RECORDS SUPPLIED:
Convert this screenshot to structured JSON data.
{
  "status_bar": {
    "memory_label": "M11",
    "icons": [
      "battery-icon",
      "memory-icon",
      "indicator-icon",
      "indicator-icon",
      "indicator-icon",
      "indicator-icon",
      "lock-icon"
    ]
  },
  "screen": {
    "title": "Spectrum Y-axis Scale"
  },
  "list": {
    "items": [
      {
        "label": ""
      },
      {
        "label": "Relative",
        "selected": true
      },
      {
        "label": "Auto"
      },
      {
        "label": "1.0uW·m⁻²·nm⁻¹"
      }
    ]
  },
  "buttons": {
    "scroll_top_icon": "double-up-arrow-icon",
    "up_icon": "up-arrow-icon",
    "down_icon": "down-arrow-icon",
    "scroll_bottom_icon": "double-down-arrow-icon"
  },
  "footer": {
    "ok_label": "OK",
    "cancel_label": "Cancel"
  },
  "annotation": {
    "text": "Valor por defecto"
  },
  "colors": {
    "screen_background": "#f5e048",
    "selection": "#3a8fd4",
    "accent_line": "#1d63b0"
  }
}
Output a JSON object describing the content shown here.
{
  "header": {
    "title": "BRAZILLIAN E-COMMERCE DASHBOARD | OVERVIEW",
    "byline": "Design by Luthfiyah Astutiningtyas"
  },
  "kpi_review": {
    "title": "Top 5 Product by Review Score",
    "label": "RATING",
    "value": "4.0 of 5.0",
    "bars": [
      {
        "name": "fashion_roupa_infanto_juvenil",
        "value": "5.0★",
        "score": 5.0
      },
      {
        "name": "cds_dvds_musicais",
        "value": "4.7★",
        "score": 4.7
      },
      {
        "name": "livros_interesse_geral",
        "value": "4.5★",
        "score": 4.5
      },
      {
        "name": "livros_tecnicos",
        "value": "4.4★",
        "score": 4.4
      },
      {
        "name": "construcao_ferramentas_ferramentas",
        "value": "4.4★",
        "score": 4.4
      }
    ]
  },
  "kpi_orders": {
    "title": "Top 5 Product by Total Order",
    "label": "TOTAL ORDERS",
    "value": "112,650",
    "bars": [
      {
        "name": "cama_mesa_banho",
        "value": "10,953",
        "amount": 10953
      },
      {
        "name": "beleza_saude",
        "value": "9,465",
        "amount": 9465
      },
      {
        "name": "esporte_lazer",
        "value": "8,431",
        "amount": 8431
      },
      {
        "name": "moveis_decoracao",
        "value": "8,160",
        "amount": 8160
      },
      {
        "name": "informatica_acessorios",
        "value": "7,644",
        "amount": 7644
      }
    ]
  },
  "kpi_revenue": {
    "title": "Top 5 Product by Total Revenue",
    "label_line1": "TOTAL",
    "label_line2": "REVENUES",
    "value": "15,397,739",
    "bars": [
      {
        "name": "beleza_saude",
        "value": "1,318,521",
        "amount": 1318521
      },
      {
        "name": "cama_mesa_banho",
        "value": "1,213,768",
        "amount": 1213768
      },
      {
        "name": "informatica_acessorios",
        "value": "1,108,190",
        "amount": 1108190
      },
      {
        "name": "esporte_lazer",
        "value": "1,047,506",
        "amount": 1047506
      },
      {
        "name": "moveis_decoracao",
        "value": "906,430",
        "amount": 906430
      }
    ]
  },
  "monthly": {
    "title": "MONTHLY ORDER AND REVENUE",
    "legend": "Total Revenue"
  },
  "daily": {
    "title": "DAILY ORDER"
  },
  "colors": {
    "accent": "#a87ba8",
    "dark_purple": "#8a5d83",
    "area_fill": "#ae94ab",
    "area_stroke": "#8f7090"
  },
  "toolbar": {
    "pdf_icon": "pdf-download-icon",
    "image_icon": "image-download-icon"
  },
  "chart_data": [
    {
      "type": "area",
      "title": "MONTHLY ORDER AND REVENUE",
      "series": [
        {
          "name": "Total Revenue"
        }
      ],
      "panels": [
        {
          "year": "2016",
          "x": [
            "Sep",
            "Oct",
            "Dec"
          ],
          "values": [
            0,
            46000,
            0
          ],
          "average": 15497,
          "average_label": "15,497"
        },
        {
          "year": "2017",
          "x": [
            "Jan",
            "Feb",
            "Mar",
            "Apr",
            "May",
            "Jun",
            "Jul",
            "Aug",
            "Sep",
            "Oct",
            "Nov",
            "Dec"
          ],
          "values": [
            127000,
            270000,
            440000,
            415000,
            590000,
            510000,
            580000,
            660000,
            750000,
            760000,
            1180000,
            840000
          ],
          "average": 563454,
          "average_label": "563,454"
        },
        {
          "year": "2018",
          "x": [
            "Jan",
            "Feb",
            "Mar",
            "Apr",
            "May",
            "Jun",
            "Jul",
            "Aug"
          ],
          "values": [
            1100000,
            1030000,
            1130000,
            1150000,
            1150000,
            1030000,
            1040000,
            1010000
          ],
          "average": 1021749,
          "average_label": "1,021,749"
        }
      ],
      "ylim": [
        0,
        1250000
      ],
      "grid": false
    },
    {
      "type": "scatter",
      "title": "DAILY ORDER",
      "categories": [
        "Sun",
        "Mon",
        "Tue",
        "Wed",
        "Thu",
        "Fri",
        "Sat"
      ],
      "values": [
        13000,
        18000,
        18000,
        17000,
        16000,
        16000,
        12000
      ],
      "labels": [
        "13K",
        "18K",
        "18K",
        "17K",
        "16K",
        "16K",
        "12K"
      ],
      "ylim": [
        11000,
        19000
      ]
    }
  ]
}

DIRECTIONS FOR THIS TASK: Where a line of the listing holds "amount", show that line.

YOUR RESPONSE:
        "amount": 10953
        "amount": 9465
        "amount": 8431
        "amount": 8160
        "amount": 7644
        "amount": 1318521
        "amount": 1213768
        "amount": 1108190
        "amount": 1047506
        "amount": 906430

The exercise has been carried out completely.